The Last Dickens
If you love reading Charles Dickens, this novel will be heaven-sent. If you’re not a big fan of Dickens, you will be after reading this novel. It’s that good and that much fun.
This erudite literary mystery has action and colorful characters galore, both historical and fictional, and includes flashbacks to Dickens’s tour of America in 1867 that demonstrate his extreme fame, the public’s love for him, and the protective love his confidants and entourage had for him as well. It’s a rousing story of murder, the opium trade, and the cutthroat 19th-century publishing business. With action taking place in India, England, Boston, and other U.S. sites, the author maintains seemingly distinct storylines. Just when you think they will never gel and make sense, Pearl brilliantly links them together.
The book revolves around Dickens’s unfinished last novel, The Mystery of Edwin Drood. After Dickens’s death in 1870, his Boston publisher, James R. Osgood, sets off on a journey to England to find if rumored additional chapters really existed. He fights off opium dealers and thugs hired by rival publishers, gains the trust of Dickens’s family members, and tangles with a villain of mythic proportions. All this action might sound overblown, but it’s a literary romp through 19th century culture and its seamiest sides, not unlike much of Dickens’s work. It’s well written and chock full of details on Dickens and his times.

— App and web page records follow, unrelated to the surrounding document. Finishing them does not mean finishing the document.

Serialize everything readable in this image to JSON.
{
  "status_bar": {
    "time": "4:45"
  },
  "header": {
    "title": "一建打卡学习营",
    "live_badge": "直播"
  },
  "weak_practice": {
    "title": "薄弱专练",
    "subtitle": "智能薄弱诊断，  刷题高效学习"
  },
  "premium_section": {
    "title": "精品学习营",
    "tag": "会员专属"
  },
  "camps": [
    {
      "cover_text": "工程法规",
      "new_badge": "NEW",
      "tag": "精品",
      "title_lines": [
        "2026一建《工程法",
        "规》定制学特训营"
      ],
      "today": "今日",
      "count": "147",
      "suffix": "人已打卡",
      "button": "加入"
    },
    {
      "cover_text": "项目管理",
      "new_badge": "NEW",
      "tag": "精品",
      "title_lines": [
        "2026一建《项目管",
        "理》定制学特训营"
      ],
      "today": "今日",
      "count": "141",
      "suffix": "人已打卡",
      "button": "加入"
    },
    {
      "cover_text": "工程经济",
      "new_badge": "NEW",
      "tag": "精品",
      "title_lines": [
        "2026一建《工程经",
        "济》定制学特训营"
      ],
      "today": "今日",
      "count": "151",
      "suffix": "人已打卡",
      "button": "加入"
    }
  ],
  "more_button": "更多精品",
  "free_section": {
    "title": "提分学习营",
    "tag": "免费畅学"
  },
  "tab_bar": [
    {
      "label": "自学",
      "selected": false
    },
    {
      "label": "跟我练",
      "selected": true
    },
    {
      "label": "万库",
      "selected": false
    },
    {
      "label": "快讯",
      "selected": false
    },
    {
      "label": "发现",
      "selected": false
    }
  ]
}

This reviewer might question why the character of Osgood’s companion and love interest is relatively undeveloped, but this is a minor quibble. Highly recommended.